[[ DATA RECORDS, beginning ]]
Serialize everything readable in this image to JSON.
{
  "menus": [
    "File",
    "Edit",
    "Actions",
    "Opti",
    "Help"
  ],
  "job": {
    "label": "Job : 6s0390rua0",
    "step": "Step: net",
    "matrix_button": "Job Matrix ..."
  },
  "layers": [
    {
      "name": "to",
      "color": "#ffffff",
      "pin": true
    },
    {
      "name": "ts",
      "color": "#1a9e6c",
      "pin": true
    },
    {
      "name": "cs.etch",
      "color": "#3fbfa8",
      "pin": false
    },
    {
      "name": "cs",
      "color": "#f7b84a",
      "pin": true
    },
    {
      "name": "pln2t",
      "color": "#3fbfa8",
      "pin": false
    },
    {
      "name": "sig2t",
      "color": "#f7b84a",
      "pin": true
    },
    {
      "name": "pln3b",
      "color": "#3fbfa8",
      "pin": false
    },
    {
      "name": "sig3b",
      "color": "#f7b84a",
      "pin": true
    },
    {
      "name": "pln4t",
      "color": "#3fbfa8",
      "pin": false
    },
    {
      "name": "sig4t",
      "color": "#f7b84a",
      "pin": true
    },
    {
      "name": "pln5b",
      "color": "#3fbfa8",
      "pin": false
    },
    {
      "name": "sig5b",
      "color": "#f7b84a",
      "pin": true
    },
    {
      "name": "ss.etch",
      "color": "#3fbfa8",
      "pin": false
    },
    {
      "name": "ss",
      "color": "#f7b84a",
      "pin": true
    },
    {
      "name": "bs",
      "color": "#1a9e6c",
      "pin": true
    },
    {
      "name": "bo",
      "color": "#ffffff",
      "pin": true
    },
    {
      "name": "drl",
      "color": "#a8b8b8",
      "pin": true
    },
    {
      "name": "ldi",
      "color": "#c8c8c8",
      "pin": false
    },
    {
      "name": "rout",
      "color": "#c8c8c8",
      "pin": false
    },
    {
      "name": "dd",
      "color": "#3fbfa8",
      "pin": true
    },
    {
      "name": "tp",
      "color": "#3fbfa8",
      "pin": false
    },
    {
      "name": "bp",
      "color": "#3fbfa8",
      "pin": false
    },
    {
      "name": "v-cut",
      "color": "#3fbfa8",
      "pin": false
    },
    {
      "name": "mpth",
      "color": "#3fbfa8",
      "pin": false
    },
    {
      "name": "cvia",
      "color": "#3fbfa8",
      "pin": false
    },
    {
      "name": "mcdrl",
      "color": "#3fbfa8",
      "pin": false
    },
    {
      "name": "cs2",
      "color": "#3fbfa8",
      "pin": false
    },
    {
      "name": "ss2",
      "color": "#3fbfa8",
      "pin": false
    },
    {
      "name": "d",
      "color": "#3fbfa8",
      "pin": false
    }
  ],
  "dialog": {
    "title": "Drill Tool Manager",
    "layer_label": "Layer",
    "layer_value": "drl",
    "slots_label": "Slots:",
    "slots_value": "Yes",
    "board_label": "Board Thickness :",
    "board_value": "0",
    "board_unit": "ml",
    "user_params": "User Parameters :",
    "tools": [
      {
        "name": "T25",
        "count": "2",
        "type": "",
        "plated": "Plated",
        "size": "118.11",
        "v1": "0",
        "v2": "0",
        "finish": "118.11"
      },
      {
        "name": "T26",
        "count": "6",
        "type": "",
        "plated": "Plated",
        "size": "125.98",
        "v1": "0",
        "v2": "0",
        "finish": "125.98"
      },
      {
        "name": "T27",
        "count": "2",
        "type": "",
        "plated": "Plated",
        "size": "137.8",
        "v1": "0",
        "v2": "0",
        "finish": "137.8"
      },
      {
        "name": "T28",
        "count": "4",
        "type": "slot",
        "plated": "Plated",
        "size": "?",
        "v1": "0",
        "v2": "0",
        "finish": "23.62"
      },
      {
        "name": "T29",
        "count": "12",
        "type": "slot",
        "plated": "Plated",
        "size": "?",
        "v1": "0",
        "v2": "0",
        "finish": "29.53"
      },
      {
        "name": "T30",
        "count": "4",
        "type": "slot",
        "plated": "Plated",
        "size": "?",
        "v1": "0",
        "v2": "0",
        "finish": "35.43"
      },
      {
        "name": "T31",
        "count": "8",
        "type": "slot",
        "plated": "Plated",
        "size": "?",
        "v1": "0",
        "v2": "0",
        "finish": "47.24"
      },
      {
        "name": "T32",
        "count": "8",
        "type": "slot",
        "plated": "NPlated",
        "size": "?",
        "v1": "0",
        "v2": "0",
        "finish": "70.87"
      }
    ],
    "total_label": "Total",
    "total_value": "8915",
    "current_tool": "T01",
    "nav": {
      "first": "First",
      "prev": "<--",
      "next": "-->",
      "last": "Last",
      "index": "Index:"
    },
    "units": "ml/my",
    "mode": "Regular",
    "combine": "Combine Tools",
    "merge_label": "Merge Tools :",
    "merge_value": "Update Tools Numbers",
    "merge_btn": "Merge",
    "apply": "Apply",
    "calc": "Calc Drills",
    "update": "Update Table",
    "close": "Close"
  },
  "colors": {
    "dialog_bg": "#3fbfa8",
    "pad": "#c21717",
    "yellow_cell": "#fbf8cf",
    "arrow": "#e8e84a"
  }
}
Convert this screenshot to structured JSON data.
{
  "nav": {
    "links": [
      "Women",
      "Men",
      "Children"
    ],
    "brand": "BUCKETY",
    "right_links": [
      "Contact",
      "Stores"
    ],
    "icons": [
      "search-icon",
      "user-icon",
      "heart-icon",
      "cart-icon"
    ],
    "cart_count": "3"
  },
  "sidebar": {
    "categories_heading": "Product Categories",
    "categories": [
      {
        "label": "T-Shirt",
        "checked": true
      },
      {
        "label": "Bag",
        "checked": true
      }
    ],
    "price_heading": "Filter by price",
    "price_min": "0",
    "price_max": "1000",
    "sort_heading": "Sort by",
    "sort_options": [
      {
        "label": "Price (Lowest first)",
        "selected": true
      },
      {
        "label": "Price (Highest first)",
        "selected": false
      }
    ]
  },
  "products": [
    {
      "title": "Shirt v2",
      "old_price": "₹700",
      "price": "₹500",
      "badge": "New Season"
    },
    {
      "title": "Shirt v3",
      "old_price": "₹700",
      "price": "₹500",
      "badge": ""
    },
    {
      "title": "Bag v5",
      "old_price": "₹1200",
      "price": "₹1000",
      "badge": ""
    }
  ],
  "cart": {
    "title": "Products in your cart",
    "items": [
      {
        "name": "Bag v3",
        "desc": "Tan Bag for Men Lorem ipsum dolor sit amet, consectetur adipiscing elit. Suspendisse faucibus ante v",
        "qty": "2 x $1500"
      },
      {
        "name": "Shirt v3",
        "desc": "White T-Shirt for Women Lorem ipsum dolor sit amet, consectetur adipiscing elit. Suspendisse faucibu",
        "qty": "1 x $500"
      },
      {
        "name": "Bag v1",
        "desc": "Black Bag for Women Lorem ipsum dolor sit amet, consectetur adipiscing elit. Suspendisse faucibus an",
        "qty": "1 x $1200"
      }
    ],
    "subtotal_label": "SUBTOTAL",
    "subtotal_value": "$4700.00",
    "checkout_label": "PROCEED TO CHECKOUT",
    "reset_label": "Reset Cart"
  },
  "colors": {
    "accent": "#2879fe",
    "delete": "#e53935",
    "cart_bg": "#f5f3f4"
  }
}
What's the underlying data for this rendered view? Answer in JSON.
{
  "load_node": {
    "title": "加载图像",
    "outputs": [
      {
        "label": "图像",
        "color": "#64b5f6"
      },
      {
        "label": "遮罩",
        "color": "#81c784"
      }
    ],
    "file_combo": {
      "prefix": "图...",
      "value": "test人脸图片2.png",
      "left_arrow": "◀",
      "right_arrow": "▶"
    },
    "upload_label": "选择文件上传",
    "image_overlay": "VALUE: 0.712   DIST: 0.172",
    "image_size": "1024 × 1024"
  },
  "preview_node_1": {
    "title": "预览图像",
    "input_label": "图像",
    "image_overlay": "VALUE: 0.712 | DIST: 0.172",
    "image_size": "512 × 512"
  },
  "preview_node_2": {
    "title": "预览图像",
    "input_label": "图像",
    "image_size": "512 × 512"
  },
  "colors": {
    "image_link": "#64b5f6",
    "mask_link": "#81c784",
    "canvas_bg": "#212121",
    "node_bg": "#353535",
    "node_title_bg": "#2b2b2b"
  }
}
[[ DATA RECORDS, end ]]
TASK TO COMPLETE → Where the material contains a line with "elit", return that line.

WRITTEN RESPONSE →
        "desc": "Tan Bag for Men Lorem ipsum dolor sit amet, consectetur adipiscing elit. Suspendisse faucibus ante v",
        "desc": "White T-Shirt for Women Lorem ipsum dolor sit amet, consectetur adipiscing elit. Suspendisse faucibu",
        "desc": "Black Bag for Women Lorem ipsum dolor sit amet, consectetur adipiscing elit. Suspendisse faucibus an",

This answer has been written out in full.